Several of these all-in-one programs are available. Among the best is Martin Berndt's MultiCX (aminet: util/cdity/MCX280.lha) which currently has more than 50 functions, including: screen and mouse blanking, window and screen cycling, opaque windows, window auto-activation, public screen selection and activation, drive protection, trackdisk.device parameters, popcli, ASCII enter, memory flush, advanced string gadget editing, and much more. MultiCX is available for a shareware fee of US$20.
Cut, Copy and Paste
Nico François's PowerSnap (aminet: util/cdity/PowerSnap22a.lha) adds the ability to copy a region of text, displayed with any non-proportional font on any screen or in any window, and then paste it in other applications. Powersnap is free.
Stephan Rupprecht's SGrab (aminet: util/wb/sgrab.lha) will allow you to copy a graphic from an entire screen, a window or a selectable region and save it to the clipboard or to a file. SGrab is giftware.
With these tools, you can clip a website address from a message in your email program and paste it into the URL gadget of your web-browser. Or you could grab a section of your workbench screen and paste it into a word processor or dtp program.
One problem though, is that many applications store "clips" in different kinds of clipboards which other programs do not understand. This means that you can not always cut/copy from one application and paste into another. Also, you are usually limited to only pasting the last performed cut/copy. The solution to this is Magnus Holmgren's ClipHistory (aminet: util/cdity/ClipHistory.lha). It provides access to clips from most applications and gives you a pop-up history list to choose from previous clips. ClipHistory is free.
One of the earliest of these utilities is Werner Gunther's XOper (aminet: util/moni/Xoper28.lha), which provides information in response to various keyboard commands. If you want something with a gadget interface, more functions and network support, try Richard Korber's Scout (aminet: util/moni/Scout.lha). XOper and Scout are free.
I did extensive testing of Cyberpatcher, OxyPatcher and the HSMathLibs on an A3000T/25 with a Phase5 Cyberstorm MK2 060/050MHz accelerator. The results were very interesting. Bolded times indicate noticeable improvements that can likely be attributed to the applied patch. Other slightly varied times are more likely a result of background system tasks.
The author of HSMathLibs claims that, of these three programs, his libraries are the fastest. Unfortunately, I was not able to verify that on the test system used. Although the math tests (????) performed did show a very significant increase in speed, I was not able to find any real-life applications that reflected this. It is important to note that these math speed test programs were provided by the HSMathLibs author. This does not, however, mean that his claims are false.

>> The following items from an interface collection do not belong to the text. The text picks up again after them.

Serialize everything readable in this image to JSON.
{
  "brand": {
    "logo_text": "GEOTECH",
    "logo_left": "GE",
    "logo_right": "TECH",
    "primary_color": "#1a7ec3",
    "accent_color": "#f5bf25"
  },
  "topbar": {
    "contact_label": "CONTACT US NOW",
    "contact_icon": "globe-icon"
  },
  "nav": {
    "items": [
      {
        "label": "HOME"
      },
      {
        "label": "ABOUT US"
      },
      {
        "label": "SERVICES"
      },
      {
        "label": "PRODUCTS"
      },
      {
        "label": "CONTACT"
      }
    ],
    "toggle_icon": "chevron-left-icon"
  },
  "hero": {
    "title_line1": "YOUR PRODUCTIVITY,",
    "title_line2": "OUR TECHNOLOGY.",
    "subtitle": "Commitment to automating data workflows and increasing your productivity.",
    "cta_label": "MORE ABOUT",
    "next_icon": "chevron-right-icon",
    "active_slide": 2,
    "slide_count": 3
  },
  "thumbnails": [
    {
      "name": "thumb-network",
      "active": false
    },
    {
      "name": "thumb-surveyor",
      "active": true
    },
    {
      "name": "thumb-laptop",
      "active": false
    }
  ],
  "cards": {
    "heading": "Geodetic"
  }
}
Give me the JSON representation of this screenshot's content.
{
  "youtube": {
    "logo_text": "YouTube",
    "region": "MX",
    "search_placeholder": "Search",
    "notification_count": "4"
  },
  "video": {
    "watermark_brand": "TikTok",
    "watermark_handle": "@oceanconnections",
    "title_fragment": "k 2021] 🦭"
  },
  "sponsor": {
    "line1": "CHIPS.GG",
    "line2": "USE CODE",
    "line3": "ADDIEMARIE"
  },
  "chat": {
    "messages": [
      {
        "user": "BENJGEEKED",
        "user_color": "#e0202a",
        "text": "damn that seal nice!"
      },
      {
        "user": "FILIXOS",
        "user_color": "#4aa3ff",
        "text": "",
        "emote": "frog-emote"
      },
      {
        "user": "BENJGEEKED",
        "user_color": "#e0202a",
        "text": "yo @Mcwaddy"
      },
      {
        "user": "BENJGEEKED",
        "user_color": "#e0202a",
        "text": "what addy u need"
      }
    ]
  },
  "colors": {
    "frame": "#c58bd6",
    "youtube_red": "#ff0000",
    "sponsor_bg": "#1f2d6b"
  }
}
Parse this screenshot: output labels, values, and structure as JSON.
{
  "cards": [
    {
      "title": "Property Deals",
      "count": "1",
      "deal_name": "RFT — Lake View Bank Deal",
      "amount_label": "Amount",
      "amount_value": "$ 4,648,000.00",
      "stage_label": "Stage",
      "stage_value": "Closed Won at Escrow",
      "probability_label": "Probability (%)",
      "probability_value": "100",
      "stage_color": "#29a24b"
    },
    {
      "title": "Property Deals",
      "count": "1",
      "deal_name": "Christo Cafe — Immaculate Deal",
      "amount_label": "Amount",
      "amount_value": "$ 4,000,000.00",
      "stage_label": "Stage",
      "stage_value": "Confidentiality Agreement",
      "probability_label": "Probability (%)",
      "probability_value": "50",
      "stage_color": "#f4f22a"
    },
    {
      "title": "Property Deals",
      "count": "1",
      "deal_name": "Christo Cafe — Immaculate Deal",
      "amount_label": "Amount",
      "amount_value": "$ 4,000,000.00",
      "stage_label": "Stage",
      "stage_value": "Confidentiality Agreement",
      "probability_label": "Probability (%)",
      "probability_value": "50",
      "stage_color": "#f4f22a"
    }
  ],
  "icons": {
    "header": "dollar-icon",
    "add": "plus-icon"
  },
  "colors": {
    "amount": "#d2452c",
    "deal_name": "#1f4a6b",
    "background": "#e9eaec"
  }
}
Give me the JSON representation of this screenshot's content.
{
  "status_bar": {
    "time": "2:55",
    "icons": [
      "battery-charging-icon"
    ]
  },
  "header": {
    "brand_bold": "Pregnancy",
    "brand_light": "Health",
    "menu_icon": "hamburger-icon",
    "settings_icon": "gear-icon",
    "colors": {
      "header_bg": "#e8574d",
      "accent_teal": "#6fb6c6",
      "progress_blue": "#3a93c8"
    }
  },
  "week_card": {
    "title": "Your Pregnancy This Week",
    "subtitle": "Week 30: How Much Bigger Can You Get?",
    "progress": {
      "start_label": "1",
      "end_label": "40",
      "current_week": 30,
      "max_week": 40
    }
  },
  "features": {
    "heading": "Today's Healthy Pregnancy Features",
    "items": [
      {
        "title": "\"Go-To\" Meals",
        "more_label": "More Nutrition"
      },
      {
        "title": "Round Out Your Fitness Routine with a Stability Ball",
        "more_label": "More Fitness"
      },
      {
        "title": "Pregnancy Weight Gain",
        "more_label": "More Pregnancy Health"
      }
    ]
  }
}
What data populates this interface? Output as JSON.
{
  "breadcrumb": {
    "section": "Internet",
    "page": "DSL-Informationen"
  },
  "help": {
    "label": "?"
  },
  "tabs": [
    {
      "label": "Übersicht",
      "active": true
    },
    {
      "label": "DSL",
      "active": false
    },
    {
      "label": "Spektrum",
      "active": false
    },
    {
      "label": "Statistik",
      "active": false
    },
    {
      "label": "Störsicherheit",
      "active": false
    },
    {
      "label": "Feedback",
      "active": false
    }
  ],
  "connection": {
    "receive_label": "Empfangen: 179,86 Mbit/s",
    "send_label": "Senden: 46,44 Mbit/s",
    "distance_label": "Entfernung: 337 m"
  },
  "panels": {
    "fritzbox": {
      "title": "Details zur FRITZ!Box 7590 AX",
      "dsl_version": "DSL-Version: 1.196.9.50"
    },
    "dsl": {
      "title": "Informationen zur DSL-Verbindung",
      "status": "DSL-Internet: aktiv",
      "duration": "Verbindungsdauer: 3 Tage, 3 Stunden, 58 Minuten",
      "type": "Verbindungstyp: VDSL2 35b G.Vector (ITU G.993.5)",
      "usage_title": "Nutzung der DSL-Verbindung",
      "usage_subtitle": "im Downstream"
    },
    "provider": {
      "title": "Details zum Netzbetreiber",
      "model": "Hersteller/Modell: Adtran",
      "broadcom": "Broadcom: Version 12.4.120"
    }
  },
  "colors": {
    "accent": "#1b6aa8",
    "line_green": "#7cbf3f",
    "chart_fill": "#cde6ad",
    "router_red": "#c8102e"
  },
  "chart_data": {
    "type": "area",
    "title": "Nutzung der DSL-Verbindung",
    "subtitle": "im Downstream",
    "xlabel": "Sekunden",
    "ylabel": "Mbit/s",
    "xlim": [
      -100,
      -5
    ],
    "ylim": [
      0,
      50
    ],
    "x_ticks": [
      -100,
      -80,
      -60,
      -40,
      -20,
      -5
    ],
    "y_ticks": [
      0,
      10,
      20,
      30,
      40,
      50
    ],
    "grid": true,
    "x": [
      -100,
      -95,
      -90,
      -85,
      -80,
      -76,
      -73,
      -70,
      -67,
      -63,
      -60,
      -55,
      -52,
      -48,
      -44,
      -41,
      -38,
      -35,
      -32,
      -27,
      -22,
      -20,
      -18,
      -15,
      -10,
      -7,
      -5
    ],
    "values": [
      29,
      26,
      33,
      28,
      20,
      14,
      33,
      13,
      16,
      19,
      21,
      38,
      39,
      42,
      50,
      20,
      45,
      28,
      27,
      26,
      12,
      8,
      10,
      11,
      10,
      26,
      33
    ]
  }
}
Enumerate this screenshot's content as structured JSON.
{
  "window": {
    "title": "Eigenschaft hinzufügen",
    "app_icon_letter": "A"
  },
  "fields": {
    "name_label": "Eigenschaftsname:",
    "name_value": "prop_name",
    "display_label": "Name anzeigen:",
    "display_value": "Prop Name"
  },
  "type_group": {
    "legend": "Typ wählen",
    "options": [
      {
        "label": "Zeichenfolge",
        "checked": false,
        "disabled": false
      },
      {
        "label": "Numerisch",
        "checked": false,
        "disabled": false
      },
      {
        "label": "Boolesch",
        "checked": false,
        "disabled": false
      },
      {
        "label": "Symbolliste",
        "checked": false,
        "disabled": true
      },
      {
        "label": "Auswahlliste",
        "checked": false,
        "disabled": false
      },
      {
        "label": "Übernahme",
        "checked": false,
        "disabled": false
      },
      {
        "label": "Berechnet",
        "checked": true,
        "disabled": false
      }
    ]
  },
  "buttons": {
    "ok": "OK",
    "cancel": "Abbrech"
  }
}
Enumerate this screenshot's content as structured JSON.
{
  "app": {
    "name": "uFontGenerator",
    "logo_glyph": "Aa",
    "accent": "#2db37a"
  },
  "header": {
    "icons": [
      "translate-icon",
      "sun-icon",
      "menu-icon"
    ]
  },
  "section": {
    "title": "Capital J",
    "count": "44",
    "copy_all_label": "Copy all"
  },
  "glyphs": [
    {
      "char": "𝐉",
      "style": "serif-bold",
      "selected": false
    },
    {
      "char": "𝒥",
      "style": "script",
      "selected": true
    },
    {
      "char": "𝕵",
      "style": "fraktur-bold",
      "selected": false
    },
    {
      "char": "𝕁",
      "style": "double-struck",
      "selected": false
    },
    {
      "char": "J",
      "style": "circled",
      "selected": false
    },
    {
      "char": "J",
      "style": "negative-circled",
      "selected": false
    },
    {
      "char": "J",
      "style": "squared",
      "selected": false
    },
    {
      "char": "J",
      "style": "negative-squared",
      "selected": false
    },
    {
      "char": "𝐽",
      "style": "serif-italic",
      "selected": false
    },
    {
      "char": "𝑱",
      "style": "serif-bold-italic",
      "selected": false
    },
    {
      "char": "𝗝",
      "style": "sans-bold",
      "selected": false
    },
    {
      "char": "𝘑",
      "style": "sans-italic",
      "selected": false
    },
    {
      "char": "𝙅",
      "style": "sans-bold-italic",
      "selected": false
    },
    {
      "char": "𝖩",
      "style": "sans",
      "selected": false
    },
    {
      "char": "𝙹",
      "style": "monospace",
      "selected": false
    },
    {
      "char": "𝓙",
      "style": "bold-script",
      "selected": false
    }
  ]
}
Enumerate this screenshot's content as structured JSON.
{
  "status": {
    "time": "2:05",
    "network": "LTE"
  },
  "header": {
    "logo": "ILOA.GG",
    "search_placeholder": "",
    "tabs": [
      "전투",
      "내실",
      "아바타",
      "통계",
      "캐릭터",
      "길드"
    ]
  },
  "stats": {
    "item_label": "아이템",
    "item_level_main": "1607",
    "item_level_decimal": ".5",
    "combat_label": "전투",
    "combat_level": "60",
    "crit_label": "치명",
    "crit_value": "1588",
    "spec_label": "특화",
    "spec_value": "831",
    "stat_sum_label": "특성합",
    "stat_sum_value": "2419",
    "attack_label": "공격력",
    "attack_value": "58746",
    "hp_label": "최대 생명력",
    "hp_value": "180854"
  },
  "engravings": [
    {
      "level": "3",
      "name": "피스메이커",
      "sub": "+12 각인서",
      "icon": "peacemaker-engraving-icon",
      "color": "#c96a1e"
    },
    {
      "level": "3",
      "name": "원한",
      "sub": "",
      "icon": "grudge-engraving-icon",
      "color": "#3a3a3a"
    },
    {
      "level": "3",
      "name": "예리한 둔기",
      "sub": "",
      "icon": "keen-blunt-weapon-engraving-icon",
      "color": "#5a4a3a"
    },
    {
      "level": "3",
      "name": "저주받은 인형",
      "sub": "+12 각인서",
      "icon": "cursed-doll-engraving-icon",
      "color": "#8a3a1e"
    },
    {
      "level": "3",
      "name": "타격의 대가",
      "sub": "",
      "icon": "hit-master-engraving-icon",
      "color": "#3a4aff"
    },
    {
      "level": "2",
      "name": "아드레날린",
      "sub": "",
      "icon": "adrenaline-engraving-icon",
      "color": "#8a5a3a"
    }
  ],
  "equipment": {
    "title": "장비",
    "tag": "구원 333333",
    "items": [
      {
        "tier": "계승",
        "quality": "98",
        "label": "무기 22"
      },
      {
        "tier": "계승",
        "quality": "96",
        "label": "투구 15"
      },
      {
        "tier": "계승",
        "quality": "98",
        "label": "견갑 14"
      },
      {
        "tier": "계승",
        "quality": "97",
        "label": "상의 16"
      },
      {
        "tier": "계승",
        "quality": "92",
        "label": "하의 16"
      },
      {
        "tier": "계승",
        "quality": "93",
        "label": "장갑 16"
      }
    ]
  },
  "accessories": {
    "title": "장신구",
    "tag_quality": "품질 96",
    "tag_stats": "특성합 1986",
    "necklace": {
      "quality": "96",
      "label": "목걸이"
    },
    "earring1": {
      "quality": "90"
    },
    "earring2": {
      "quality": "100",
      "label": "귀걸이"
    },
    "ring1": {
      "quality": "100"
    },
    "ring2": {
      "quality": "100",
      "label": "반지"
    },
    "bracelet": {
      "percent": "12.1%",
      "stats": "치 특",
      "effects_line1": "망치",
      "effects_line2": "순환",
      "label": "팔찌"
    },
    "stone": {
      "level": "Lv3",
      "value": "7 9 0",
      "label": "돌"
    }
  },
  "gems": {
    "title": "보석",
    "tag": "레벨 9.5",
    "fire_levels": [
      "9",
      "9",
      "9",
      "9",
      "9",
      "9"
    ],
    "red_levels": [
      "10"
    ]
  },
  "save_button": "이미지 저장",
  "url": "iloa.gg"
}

I have seen various mailing-list posts from people who claim to get very significant improvements when using the HSMathLibs; but, those tests could not be verified by me. Better results could very likely be dependent on the accelerator being used.
There is a note in the Phase5 060 notes that suggests that the HSMathLibs might not be compatible with the 68060.library. This could very well explain why I see no speed change. It states as follows: "You need the original Commodore math libraries and not some custom libs found on aminet! The reason is that I have to patch the library base and don't wanna check out every math library incarnation if it supports the math precision hook."
Cyberpatcher / OxyPatcher
I am unsure what the real compilation difference is between the three versions of FlashMandel. There didn't seem to be any difference with any of the tests.